HELLENISTIC PERIOD (323-167BC) AND ROMAN PERIOD (167BC-312AD)
After Alexander’s death Lesvos came under the authority of the Ptolemies until 167BC when the island was conquered by the Romans, who destroyed Andissa and annexed its area to Mithymna. Mithymna’s territory became 631 sq.Km . In 120BC Mithymna capitulated to Rome. During the Roman Period Mithymna became autonomous and its economy thrived.

BYZANTINE PERIOD AND THE GATELOUZI AUTHORITY (312-1462AD)
During the Byzantine period Saracen pirates, the Slavs, the Russians and the Turks, continuously attacked Mithymna. The population of the city decreased dramatically.
Between 1355 and 1462 the Island of Lesvos was given to the Genoese family of Gatelousi as dowry under the condition they protected its cities. Mithymna became an important trade center and a thriving harbour since it was used for the family’s shipping of products to the Eastern counties of the Byzantine Empire.

TURKISH OCCUPATION (1462-1912AD)

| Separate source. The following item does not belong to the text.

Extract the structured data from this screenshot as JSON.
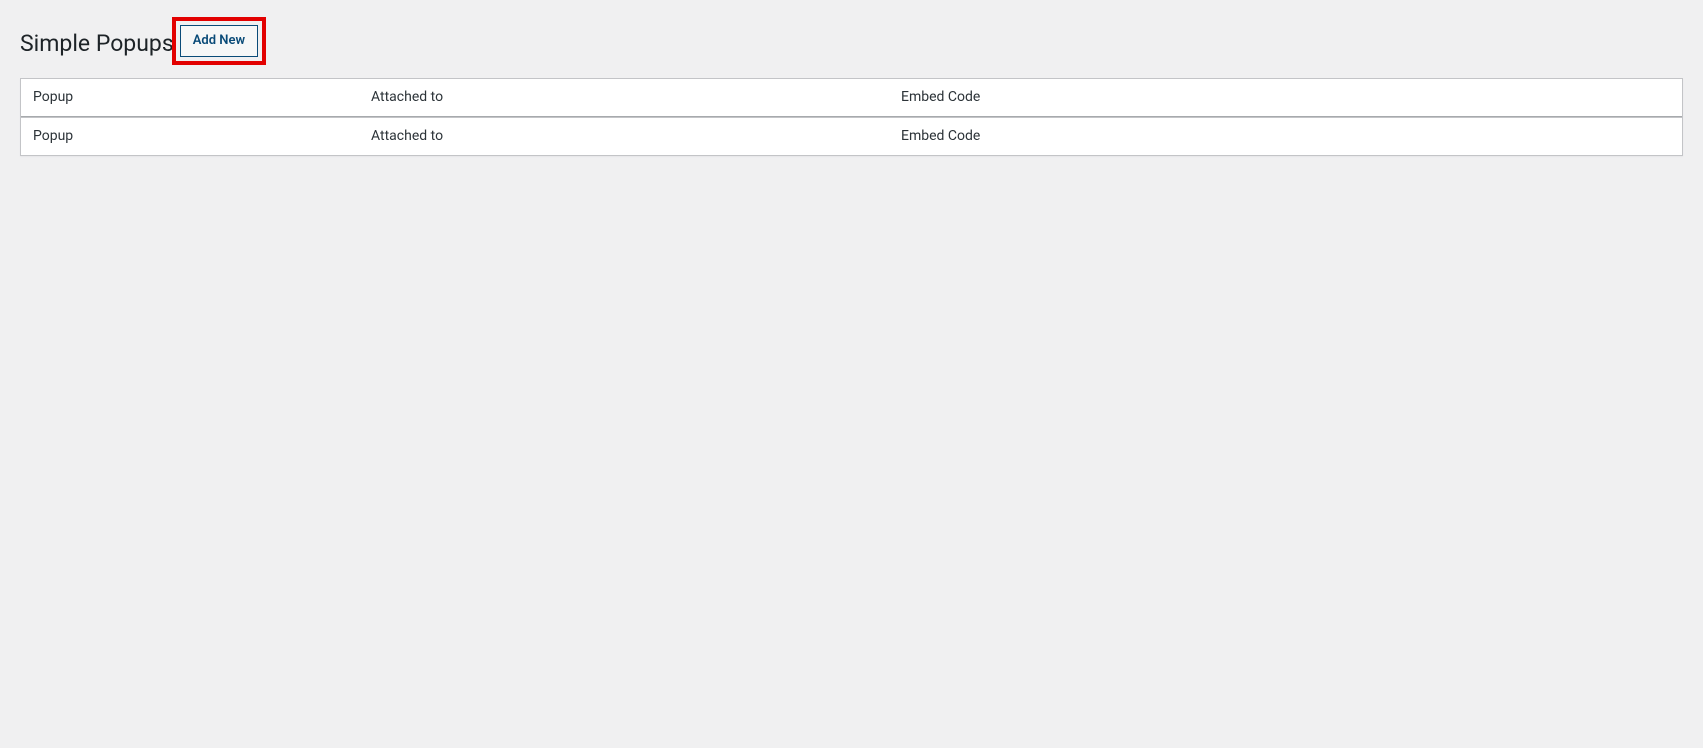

After the Turkish invasion and the elimination of the local resistance Molivos became the Turkish military and commanding center of North Lesvos. Arable land was confiscated, extremely harsh taxes were enforced on people and the Pasha of Mitylene monopolized the trade of Olive Oil. During the 18th century the Turkish Empire was on the decline and trade was gradually taken over by the Greeks. The influence of Molivos’ people spread to the coast of Asia Minor where they started cultivating big pieces of arable land. In 1808 Molivos’ first school was founded while in 1857 K. Michaelidis, father of the author Argiris Eftaliotis, opened the first private school. In the beginning of the 20th century Molivos became an important trading and manufacturing center, which served not only the Northern Part of Lesvos but the Asian Minor coast as well. The island was liberated from the Turks in 1912. However, the destruction of Asia Minor Greek Communities in 1922 was a great blow to the local economy. The boarders with Turkey were shut and there was an exchange of population bringing many refugees on the island. Lesvos became officially part of the Greek State in 1923.